What you need to do: Search the records for the string "content". Copy each line where it occurs.

***** Given information *****

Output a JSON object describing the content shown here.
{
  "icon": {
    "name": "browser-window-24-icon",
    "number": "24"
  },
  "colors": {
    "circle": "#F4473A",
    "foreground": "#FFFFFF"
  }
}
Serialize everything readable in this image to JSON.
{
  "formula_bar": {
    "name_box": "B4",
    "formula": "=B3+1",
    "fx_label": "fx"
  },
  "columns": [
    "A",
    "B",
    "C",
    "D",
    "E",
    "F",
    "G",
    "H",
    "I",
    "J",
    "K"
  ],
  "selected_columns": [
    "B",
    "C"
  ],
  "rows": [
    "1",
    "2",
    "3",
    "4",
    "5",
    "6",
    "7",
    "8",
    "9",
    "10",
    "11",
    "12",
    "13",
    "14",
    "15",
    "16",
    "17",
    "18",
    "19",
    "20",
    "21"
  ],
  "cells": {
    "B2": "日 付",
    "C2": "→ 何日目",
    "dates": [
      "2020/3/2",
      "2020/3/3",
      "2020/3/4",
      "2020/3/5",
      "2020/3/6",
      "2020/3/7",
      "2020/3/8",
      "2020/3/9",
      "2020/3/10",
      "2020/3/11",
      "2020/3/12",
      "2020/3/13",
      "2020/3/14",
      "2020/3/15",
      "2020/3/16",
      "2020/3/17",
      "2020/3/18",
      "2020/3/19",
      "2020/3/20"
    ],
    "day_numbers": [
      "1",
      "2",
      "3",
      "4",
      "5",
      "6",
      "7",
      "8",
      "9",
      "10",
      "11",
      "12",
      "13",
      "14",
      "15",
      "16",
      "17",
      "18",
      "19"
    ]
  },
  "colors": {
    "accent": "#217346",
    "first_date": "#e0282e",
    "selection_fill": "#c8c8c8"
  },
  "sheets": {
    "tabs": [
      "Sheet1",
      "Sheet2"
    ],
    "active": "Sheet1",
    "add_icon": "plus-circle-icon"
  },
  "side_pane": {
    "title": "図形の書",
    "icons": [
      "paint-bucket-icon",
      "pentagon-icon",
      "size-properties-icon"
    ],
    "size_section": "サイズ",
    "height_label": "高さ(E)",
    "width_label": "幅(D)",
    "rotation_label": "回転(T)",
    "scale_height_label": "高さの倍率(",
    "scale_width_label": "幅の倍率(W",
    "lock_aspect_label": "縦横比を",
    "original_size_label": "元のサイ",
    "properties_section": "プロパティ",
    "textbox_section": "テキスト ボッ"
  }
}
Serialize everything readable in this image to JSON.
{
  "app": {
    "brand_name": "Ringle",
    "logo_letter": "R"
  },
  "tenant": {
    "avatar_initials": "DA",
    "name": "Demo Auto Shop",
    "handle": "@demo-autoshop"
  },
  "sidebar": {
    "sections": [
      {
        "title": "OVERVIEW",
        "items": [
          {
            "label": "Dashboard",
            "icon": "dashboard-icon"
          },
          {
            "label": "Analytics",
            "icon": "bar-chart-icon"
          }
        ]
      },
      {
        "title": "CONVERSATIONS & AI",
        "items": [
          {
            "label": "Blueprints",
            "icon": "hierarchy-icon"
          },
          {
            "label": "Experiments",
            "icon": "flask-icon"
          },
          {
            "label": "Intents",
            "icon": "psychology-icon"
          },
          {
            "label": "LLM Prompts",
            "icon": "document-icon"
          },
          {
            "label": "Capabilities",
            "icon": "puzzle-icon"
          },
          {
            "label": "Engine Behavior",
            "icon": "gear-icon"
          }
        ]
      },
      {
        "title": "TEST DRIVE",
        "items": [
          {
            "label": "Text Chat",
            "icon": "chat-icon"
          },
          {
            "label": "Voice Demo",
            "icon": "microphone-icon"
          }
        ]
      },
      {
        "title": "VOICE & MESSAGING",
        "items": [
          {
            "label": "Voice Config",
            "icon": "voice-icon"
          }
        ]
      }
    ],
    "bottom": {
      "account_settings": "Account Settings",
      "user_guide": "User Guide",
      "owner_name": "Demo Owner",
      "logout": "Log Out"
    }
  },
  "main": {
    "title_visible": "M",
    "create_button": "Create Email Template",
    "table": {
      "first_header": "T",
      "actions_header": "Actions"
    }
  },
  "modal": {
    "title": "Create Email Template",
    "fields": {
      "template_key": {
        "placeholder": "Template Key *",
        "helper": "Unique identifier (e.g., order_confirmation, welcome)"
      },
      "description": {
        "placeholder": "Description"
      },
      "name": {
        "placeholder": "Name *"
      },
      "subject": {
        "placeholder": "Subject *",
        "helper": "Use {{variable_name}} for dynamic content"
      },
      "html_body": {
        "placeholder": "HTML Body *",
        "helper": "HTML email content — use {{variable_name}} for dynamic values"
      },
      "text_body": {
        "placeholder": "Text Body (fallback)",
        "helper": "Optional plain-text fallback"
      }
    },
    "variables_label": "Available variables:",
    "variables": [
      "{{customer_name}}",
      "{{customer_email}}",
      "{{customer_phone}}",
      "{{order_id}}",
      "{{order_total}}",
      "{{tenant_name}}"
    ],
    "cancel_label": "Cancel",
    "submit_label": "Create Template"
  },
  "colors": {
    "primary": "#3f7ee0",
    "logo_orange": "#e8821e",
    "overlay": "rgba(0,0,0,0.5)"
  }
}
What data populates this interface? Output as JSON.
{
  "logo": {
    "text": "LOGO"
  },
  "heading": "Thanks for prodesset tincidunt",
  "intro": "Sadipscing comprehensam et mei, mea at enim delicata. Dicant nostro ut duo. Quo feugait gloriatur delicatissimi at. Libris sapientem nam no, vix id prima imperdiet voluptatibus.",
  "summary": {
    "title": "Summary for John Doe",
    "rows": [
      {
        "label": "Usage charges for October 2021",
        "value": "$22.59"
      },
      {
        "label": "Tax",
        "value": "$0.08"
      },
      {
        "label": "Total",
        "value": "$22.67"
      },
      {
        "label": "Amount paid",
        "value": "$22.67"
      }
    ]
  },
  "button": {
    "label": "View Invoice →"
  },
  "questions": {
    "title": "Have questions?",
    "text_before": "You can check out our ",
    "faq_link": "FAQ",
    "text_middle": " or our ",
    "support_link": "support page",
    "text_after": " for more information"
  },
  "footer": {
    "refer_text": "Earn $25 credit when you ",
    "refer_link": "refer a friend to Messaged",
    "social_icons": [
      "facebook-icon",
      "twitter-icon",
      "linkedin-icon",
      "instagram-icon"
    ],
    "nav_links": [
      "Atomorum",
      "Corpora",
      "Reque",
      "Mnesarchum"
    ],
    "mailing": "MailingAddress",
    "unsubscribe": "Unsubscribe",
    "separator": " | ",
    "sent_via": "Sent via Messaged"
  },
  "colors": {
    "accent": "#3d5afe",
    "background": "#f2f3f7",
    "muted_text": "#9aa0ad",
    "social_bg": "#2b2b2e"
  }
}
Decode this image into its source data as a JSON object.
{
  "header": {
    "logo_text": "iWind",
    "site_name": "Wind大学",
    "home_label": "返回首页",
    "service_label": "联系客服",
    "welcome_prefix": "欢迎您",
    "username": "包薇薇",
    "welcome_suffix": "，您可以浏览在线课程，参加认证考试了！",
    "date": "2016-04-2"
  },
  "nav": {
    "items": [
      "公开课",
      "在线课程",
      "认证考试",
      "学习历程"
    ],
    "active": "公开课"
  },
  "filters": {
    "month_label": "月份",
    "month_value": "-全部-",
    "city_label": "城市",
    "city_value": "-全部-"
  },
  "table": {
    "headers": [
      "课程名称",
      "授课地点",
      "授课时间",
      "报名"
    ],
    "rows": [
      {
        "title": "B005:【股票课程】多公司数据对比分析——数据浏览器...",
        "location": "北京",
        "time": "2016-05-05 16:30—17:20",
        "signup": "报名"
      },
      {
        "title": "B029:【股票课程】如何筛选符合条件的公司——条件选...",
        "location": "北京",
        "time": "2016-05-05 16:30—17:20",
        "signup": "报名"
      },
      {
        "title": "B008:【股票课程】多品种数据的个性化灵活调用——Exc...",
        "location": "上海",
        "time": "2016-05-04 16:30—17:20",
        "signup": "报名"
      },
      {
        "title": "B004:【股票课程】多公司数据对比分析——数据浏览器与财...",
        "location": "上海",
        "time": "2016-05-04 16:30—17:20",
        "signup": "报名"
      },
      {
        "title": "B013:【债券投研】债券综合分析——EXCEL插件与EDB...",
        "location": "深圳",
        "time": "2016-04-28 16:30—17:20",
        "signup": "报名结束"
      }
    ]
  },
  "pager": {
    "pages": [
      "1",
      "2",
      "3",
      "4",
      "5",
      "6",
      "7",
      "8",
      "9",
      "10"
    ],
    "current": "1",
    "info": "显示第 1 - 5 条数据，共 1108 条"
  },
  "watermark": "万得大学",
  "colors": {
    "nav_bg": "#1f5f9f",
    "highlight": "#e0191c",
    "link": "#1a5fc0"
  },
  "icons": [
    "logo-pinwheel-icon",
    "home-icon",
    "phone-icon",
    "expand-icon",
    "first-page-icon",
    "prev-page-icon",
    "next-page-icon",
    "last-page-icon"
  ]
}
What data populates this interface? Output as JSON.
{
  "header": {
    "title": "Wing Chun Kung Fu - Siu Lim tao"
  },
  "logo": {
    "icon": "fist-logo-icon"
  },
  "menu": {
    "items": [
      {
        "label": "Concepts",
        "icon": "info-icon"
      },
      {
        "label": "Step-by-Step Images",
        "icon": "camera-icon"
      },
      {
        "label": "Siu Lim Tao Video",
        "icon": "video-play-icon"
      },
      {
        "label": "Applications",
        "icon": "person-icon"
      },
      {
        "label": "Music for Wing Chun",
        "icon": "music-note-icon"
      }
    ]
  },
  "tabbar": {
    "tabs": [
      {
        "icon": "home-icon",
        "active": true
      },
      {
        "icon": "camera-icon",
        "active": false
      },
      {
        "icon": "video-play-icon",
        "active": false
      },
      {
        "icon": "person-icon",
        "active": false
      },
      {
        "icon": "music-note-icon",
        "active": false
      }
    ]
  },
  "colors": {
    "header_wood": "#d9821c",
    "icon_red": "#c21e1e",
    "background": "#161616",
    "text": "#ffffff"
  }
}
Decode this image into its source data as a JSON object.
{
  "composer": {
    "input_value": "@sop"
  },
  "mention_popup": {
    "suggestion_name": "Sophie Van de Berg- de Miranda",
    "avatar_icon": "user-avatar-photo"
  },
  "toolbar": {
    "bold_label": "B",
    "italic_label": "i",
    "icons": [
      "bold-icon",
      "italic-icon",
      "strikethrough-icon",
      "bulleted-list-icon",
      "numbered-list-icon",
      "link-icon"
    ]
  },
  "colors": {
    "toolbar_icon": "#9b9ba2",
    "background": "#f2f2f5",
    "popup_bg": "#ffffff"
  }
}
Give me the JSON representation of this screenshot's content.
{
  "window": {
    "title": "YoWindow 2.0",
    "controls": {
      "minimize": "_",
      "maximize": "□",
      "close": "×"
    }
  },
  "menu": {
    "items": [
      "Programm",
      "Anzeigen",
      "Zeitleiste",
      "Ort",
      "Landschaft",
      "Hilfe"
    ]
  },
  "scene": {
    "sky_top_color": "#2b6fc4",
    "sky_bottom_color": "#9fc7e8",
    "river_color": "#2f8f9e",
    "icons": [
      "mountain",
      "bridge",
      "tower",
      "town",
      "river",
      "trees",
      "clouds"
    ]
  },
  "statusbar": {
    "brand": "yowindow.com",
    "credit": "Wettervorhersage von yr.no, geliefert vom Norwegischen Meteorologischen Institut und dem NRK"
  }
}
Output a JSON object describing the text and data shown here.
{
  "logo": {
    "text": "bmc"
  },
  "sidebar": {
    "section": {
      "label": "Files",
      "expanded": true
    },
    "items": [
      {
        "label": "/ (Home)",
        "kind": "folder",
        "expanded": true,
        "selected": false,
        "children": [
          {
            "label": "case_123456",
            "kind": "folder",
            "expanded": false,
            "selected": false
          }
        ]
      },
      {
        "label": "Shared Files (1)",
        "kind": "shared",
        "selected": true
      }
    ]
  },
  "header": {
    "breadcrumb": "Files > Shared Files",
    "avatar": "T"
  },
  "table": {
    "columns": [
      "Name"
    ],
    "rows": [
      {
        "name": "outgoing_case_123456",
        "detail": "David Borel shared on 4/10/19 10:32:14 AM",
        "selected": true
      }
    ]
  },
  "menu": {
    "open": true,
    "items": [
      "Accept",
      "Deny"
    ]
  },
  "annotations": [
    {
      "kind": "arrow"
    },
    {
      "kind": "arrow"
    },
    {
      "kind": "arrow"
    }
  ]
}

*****

Response below:
Output a JSON object describing the content shown here.
        "helper": "Use {{variable_name}} for dynamic content"
        "helper": "HTML email content — use {{variable_name}} for dynamic values"
Give me the JSON representation of this screenshot's content.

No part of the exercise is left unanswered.